The fall semester of my senior year at Guilford was not actually spent at Guilford. I chose to study abroad this semester. I didn’t actually choose to study abroad this semester. It was the only semester available for me to study abroad. Nevertheless, it was a great one. I spent it in Oxford, Oxfordshire, England. Oxford is beautiful in the fall.
I did and learned so much while studying abroad in Oxford, it’s difficult to even recall it all.. My experience in Oxford began at St. Clare’s College which is a boarding school for pre-university students. However, it is also an institution that provides college level courses for students studying abroad. It was founded after the second world war in hopes that if students came together form all over the world to study, they might realize they have more in common than they think and perhaps there would not be another world way. St. Clare’s stays true to their tradition of being internationally focuses. Accordingly, I made friends from California as well as from Germany, the UAE, Saudi Arabia, Holland and Russia. I had a large number of German friends and learned a number of useful German phrases.

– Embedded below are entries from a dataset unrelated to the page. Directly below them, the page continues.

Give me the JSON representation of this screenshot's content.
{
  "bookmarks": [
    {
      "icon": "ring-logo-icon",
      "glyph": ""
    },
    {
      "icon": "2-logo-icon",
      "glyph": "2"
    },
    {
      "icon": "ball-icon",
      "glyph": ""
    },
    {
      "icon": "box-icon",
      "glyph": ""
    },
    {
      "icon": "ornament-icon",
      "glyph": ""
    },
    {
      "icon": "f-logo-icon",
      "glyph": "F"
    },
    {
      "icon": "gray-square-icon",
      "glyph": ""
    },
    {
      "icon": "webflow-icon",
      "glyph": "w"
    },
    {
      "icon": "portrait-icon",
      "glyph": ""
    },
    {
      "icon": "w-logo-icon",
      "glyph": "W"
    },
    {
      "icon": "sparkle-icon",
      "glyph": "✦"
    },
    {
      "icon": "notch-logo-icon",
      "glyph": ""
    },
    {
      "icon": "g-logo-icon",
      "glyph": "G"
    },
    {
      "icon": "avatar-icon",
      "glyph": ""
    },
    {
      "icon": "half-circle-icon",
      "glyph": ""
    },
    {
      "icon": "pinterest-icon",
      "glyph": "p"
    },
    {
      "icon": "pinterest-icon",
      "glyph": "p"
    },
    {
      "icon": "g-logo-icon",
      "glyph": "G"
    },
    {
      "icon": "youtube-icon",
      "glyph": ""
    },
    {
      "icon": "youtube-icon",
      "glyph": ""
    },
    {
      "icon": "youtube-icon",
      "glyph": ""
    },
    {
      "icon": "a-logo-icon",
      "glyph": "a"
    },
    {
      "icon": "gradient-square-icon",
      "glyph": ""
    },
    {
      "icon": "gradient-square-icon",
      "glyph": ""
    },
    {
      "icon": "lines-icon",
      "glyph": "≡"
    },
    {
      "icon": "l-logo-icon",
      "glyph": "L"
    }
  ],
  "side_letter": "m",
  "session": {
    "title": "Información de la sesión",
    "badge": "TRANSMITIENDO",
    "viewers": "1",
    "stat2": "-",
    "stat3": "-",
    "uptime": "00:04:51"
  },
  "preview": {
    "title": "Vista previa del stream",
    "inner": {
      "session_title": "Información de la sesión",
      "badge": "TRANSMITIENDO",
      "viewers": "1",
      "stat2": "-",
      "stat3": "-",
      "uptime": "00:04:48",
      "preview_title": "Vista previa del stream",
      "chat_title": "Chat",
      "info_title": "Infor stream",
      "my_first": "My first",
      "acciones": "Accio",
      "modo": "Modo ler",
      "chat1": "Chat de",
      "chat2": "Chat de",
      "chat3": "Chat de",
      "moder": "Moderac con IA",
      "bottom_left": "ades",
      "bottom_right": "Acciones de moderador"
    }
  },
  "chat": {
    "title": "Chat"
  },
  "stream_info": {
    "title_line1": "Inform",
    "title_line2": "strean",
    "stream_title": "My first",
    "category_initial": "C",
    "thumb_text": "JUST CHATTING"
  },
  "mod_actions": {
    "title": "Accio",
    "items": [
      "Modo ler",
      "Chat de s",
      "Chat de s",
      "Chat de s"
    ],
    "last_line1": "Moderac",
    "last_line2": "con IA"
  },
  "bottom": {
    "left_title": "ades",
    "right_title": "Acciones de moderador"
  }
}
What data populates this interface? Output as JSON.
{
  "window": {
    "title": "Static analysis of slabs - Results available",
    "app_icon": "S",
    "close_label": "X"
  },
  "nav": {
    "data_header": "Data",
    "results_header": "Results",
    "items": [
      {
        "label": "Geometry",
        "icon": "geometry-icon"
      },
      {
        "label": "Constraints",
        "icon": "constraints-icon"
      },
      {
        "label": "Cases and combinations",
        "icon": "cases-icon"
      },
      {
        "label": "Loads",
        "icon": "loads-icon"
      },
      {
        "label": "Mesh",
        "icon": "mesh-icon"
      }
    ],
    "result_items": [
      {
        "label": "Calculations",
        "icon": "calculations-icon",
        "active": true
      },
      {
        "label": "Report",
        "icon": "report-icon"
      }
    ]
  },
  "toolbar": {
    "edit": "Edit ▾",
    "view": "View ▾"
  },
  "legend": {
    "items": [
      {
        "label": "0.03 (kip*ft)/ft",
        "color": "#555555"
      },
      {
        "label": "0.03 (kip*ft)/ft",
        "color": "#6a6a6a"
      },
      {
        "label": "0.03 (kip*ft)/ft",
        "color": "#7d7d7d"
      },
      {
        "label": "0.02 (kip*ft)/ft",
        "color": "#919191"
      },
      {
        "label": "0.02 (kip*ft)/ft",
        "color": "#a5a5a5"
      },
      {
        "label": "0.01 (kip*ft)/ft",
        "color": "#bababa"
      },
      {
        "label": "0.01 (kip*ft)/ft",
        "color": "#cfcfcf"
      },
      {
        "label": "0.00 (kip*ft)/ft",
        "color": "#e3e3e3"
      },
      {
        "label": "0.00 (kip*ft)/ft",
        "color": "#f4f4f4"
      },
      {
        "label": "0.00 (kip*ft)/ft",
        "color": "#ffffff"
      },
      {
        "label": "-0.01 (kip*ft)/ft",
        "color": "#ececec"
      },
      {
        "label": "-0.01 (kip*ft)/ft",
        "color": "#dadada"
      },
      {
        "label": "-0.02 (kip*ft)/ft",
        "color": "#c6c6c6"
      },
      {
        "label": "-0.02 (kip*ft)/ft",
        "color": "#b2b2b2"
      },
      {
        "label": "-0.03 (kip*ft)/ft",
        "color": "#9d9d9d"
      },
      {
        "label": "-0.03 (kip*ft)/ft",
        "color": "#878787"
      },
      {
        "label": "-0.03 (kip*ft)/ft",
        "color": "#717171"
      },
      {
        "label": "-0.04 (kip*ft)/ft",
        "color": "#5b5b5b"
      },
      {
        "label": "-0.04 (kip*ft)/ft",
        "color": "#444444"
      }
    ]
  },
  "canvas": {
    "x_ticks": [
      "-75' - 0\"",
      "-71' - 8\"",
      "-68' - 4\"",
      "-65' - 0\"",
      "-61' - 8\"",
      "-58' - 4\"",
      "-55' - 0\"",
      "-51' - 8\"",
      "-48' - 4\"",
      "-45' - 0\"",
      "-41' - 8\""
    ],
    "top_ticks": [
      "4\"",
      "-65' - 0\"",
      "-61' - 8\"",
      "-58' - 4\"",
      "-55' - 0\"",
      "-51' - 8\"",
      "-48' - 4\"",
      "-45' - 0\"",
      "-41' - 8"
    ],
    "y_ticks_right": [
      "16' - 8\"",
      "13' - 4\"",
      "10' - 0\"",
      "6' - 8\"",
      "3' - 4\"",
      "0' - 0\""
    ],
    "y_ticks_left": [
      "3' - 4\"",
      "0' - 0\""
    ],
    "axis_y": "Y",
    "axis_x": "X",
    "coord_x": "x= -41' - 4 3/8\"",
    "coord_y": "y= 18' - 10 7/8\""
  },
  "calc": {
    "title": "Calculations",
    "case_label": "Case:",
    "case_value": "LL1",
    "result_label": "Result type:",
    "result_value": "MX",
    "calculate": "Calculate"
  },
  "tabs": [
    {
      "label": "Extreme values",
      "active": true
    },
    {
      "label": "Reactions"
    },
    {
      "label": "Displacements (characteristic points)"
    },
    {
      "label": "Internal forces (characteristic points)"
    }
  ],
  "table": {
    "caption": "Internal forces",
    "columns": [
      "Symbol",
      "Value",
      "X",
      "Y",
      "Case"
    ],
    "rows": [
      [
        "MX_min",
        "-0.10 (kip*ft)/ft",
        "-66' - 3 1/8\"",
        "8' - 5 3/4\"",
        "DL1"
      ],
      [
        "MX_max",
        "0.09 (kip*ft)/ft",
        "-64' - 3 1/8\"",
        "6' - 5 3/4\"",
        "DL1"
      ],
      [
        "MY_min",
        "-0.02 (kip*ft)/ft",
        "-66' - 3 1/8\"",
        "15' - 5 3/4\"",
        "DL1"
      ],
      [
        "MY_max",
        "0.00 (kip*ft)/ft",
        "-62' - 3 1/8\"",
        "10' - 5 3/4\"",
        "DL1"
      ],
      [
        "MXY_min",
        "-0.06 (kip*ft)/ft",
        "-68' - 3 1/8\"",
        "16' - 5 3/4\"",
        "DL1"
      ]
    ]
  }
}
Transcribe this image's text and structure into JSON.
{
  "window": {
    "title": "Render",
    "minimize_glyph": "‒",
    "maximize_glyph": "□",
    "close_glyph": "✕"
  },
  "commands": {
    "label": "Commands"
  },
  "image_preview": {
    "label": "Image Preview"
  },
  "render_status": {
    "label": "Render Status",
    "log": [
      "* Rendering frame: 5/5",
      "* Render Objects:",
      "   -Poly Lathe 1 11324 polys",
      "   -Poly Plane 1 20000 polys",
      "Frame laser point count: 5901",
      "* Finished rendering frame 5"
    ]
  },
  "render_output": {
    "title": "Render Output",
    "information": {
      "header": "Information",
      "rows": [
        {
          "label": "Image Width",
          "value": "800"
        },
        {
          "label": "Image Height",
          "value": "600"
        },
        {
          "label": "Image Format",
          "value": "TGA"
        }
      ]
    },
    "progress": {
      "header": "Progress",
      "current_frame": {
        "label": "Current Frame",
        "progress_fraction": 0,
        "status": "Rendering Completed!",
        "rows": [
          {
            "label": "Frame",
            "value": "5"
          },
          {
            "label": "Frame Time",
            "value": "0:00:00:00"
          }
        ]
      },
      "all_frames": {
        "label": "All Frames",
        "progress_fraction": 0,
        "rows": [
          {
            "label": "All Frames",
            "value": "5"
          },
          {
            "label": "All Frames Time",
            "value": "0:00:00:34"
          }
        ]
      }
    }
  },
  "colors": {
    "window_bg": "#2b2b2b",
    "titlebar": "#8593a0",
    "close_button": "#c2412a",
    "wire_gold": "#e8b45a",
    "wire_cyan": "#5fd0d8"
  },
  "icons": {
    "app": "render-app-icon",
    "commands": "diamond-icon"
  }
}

I studied Comparative Politics and Fantasy Literature at St. Clare’s. Fantasy Literature chronicled the most famous fantasy authors of all time: Lewis Carrol, C.S. Lewis, J.R.R. Tolkein, Philip Pullman and J.K. Rowling. All but Rowling studied and/or taught in the city of Oxford, at the fantastical Oxford University. Much of this class involved visiting the Oxford colleges in which these authors spent the majority of time and which were likely very inspirational in their writing. For example, Lewis Carrol studied and lived in Christ Church, founded by King Henry the 8th. Who might have been his inspirational for the Queen of Hearts that is so famous for saying, “Off with their heads!”
St. Clare’s generously drove students to and from many famous and interesting places such as Stonehenge, Bath, London and Cambridge. I went on every excursion that I was available to attend and even traveled on my own. Despite the hour to two hour bus ride to London, I traveled their quite frequently, to shop, go to museums, see musicals and work with my Google Mentor.
Yes, I had a Google Mentor. In addition to studying at St. Clare’s, I studied at Blackfriars Hall, Oxford University. There I studied Theory of Politics and Plato. These courses were challenging in a new and exciting way. They required that I write 10+ page papers weekly based on numerous primary and scholarly texts. My tutors did not tell me what was good about my paper. They told mewhat was wrong and where it could philosophically be strengthened. These tutorials pushed me to think much more critically and to work much more independently and diligently than I had done before.
(Blackfriars Hall where I studied at Oxford University)
Besides the challenging course work, my experience at Oxford University was filled withopportunities. One merely had to show up. When I heard that Google would be coming to the University to advertise an exclusive event for female computer scientists, I decided to attend. To make a long story short, I applied and was invited to attend the event, called Google CodeF. The Google CodeF allowed me the opportunity to work with other female computer scientists and even Google engineers on technical tasks. We had a lot of opportunities to talk to Googlers about their lives and jobs at Google. All who attended CodeF would invited to apply for the Google Mentorship Program. Of course, everyone applied. To my surprise I was accepted into the Google Mentorship Program and it has been a fantastic experience.
There were additional opportunities of which to take advantage. Famous parliamentary speakers were the norm, as were fancy dinners with Lords. I was a member of the Oxford University Conservative Association, the Oxford Union, and even had the opportunity to be a College Representative of the Oxford International Relations Society and that allowed me the opportunity to visit with the only man to have ever escaped from a North Korean prison and the (im)famous Lord Monckton of Bromley.
Somehow I still found time to spend fifteen dollars (yes fifteen because the pound to dollar ratio is awful) to go to the movies.
Studying abroad was a truly great experience. I learned that I can rise to any challenge academically. I learned that I have to take a chance on an opportunity to have any chance at that opportunity. I also learned that I am a home-body. I did not get sick, but I realized after a few months that I missed being close to home, where I have a network of people who really love and care for me. All of these are important insights that I would not have had had I not studied abroad.
Studying abroad required independence and maturity, two characteristics which have certainly come in handy during my final semester at Guilford College.